■ TASK MATERIAL
____________
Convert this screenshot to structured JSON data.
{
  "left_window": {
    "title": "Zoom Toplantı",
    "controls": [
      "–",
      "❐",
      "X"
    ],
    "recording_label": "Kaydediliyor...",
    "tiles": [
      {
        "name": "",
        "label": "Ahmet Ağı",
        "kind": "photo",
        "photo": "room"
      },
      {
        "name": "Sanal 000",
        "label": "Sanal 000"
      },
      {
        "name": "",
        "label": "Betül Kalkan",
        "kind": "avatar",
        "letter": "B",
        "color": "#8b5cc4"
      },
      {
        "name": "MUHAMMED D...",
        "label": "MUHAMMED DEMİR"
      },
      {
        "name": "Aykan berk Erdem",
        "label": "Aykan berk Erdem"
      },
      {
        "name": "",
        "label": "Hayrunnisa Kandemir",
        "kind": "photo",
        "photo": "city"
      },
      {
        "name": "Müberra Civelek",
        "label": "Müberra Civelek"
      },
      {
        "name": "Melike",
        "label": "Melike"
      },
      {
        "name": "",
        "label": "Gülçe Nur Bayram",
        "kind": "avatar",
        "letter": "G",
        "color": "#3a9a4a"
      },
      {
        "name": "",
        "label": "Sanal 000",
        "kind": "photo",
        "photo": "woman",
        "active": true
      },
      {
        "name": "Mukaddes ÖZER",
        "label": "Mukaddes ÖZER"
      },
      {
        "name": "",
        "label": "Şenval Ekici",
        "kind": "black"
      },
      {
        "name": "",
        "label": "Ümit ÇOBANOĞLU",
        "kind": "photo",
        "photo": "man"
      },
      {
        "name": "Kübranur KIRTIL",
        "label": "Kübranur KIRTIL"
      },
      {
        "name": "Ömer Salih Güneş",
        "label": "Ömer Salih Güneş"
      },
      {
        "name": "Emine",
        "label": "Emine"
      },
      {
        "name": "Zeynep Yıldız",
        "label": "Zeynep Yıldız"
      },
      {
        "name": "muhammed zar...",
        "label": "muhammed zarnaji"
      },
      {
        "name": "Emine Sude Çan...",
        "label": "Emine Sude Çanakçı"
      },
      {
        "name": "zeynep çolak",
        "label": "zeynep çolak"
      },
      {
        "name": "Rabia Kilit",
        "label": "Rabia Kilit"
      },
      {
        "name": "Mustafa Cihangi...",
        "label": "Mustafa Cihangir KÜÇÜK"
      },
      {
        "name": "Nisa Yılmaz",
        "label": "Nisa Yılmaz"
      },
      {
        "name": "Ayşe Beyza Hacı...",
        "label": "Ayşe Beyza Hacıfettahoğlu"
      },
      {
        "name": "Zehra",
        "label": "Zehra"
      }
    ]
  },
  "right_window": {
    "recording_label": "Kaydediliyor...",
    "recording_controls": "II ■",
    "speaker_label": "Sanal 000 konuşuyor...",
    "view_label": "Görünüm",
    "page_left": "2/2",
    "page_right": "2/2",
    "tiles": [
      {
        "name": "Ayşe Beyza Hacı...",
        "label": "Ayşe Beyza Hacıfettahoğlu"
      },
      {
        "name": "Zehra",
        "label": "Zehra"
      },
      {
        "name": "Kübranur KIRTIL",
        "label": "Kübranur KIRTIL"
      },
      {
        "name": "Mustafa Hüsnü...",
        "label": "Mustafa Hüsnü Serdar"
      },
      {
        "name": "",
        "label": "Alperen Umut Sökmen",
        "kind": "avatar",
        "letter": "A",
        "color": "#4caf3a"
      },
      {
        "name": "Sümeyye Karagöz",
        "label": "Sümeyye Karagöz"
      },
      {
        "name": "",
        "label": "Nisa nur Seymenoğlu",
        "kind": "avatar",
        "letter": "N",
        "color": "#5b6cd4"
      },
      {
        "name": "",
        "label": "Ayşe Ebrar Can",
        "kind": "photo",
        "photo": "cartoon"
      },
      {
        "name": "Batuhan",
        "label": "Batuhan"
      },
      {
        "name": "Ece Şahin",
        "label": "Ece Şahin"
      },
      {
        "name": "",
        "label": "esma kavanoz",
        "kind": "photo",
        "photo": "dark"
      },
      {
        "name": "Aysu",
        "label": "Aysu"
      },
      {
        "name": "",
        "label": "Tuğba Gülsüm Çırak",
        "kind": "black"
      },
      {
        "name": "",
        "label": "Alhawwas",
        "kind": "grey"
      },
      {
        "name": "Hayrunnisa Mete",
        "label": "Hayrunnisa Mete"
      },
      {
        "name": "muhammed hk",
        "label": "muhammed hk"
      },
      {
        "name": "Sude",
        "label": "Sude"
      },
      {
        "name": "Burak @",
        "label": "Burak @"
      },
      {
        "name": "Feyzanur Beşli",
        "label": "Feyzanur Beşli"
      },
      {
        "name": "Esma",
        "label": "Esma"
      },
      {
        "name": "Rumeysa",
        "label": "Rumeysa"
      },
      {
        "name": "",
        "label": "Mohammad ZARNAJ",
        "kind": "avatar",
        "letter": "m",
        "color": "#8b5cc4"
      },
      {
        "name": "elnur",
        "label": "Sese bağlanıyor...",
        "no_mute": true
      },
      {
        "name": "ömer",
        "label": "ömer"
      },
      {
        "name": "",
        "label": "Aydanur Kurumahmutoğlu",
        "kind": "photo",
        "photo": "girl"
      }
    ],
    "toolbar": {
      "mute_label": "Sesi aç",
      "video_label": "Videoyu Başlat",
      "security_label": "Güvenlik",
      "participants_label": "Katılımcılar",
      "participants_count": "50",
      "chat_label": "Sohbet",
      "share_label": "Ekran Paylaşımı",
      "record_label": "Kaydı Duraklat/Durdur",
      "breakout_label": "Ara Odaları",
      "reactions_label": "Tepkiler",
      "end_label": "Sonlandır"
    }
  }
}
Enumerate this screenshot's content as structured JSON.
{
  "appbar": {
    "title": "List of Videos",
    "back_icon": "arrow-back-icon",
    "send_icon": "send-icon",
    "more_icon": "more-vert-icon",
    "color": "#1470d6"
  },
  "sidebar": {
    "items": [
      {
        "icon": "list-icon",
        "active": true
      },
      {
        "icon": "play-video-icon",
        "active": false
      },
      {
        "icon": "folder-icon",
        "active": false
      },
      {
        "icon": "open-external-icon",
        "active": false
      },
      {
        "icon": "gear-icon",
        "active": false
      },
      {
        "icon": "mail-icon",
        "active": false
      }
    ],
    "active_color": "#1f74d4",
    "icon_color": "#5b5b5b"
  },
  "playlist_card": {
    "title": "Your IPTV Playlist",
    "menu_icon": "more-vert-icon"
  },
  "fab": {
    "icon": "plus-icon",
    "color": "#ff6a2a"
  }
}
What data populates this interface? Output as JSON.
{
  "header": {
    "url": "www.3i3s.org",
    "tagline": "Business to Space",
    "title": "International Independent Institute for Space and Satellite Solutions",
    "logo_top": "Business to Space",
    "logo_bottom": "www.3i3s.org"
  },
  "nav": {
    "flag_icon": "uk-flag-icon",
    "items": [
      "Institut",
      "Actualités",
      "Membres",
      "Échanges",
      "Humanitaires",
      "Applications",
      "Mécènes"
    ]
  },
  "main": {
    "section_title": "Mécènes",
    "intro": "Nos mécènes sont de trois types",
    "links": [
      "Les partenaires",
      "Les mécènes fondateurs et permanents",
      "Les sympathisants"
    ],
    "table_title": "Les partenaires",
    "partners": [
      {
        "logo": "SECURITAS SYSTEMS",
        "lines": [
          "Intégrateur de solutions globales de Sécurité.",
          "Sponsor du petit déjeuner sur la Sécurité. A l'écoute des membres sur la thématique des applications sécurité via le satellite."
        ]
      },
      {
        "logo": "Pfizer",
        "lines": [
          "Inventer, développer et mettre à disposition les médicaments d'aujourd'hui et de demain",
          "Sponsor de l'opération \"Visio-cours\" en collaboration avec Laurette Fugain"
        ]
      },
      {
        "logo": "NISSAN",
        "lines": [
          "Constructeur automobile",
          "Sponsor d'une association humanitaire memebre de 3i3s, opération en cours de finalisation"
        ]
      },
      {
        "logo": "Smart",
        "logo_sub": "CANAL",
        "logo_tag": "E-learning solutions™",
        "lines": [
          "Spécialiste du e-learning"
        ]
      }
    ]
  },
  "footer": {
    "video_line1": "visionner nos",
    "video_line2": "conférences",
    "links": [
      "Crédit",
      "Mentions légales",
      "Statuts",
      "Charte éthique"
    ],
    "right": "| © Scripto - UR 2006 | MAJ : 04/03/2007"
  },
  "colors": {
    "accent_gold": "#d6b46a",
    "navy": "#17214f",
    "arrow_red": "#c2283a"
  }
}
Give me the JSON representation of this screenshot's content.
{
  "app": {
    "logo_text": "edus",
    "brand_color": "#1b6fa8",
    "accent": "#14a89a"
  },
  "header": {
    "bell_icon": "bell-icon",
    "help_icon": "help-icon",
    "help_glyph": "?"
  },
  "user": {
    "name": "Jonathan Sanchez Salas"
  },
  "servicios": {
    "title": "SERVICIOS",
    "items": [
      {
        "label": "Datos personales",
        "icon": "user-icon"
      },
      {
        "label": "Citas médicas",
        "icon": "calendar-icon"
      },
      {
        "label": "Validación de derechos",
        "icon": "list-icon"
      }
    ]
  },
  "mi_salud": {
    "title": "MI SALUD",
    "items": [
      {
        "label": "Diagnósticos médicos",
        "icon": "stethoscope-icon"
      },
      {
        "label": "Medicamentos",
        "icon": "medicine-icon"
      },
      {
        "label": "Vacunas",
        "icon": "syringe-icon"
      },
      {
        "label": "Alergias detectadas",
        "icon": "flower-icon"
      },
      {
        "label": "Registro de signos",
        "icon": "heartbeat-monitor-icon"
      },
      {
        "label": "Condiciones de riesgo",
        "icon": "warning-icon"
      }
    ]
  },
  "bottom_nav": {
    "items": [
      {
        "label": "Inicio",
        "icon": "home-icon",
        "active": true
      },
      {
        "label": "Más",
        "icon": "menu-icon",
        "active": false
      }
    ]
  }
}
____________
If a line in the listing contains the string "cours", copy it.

■ TASK RESPONSE
          "Sponsor de l'opération \"Visio-cours\" en collaboration avec Laurette Fugain"
          "Sponsor d'une association humanitaire memebre de 3i3s, opération en cours de finalisation"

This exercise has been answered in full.